%%
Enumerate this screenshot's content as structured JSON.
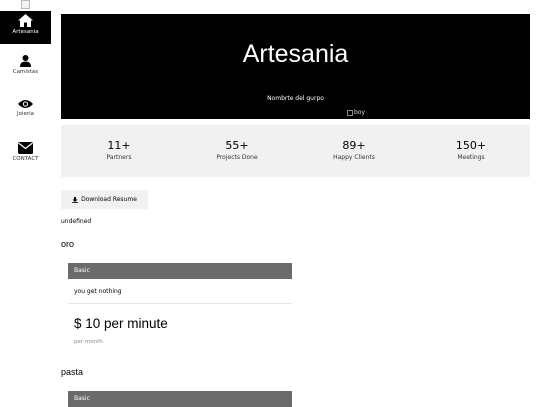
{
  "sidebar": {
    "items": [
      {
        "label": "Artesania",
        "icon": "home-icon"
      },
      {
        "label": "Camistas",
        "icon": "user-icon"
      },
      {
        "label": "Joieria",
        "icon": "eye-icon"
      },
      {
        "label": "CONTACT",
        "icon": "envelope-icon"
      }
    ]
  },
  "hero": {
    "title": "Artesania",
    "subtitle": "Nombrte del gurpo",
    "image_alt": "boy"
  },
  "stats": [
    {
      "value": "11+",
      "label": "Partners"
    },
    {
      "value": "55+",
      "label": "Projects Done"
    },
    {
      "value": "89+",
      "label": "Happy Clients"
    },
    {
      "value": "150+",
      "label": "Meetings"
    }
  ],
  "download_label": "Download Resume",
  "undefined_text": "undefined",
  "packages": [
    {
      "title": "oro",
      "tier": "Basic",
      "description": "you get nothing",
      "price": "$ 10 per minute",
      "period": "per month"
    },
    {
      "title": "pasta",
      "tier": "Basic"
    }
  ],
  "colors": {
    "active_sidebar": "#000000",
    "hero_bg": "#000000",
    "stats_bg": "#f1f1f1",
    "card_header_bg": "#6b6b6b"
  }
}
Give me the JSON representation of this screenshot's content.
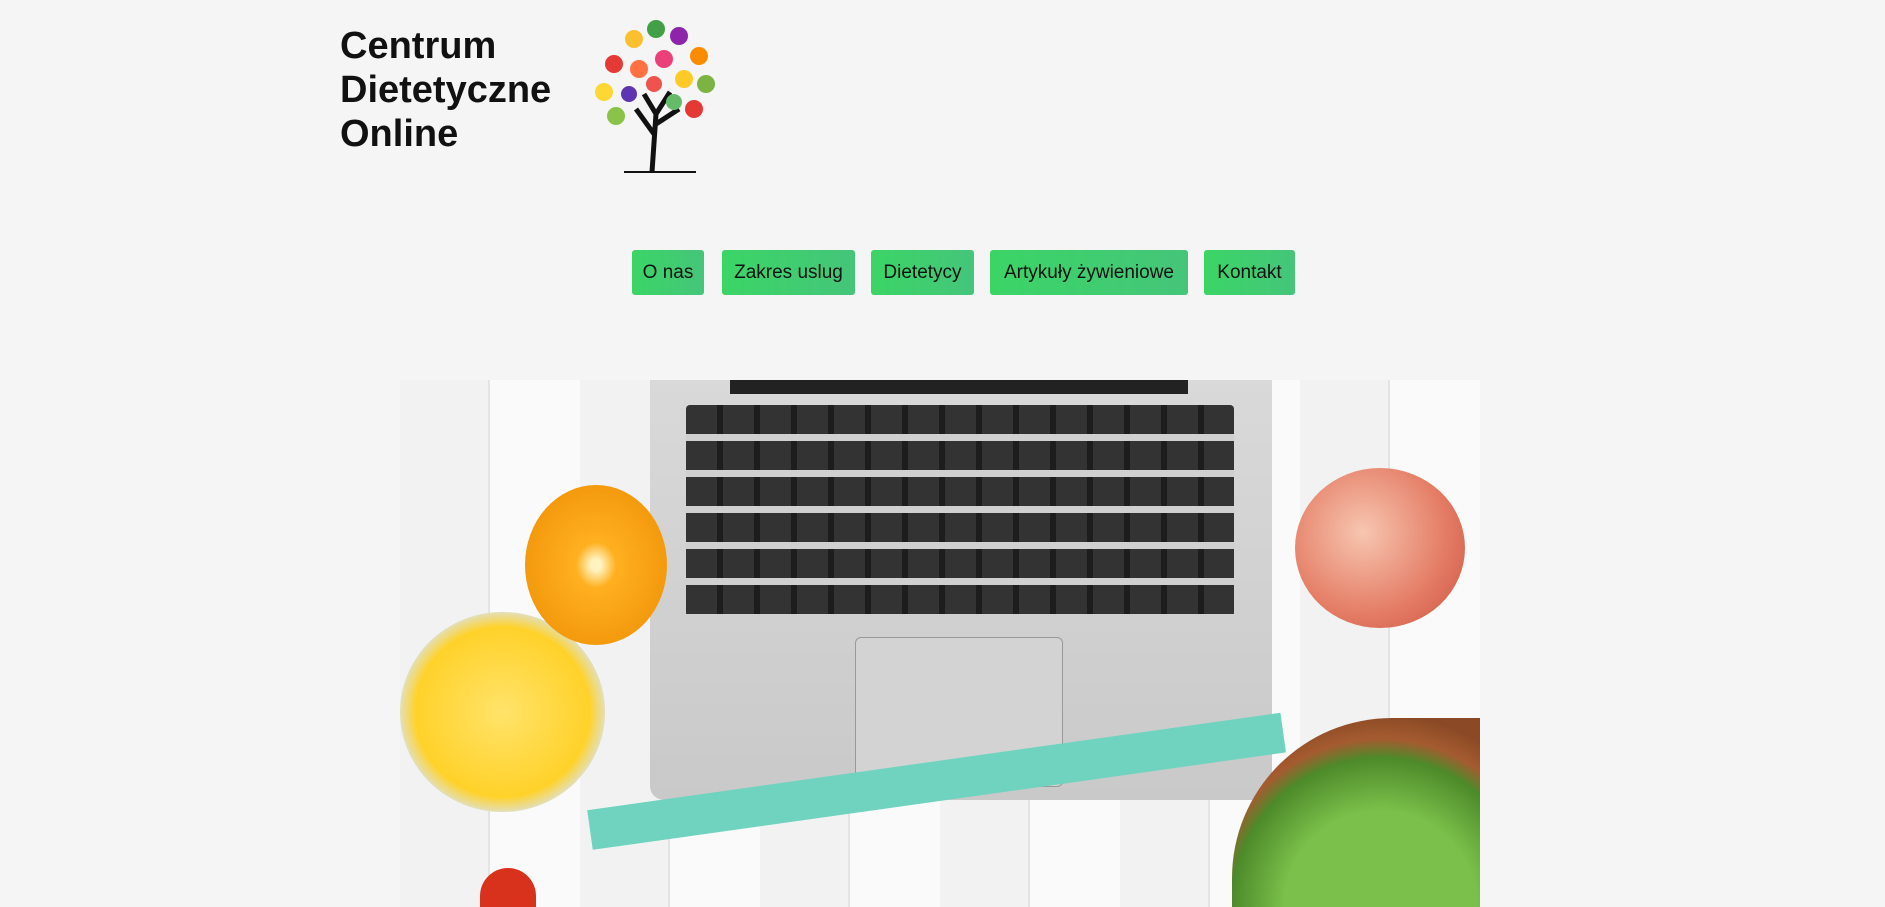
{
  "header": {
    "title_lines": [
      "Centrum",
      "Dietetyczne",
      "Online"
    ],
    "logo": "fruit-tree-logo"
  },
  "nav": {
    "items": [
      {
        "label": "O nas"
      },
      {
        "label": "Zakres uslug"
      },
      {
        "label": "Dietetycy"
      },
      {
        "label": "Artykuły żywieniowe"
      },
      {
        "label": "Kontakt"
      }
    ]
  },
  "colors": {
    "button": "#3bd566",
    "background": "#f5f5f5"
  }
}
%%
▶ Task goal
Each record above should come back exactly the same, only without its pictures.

▶ Task answer
Enumerate this screenshot's content as structured JSON.
{
  "sidebar": {
    "items": [
      {
        "label": "Artesania",
        "icon": "home-icon"
      },
      {
        "label": "Camistas",
        "icon": "user-icon"
      },
      {
        "label": "Joieria",
        "icon": "eye-icon"
      },
      {
        "label": "CONTACT",
        "icon": "envelope-icon"
      }
    ]
  },
  "hero": {
    "title": "Artesania",
    "subtitle": "Nombrte del gurpo",
    "image_alt": "boy"
  },
  "stats": [
    {
      "value": "11+",
      "label": "Partners"
    },
    {
      "value": "55+",
      "label": "Projects Done"
    },
    {
      "value": "89+",
      "label": "Happy Clients"
    },
    {
      "value": "150+",
      "label": "Meetings"
    }
  ],
  "download_label": "Download Resume",
  "undefined_text": "undefined",
  "packages": [
    {
      "title": "oro",
      "tier": "Basic",
      "description": "you get nothing",
      "price": "$ 10 per minute",
      "period": "per month"
    },
    {
      "title": "pasta",
      "tier": "Basic"
    }
  ],
  "colors": {
    "active_sidebar": "#000000",
    "hero_bg": "#000000",
    "stats_bg": "#f1f1f1",
    "card_header_bg": "#6b6b6b"
  }
}
Give me the JSON representation of this screenshot's content.
{
  "header": {
    "title_lines": [
      "Centrum",
      "Dietetyczne",
      "Online"
    ],
    "logo": "fruit-tree-logo"
  },
  "nav": {
    "items": [
      {
        "label": "O nas"
      },
      {
        "label": "Zakres uslug"
      },
      {
        "label": "Dietetycy"
      },
      {
        "label": "Artykuły żywieniowe"
      },
      {
        "label": "Kontakt"
      }
    ]
  },
  "colors": {
    "button": "#3bd566",
    "background": "#f5f5f5"
  }
}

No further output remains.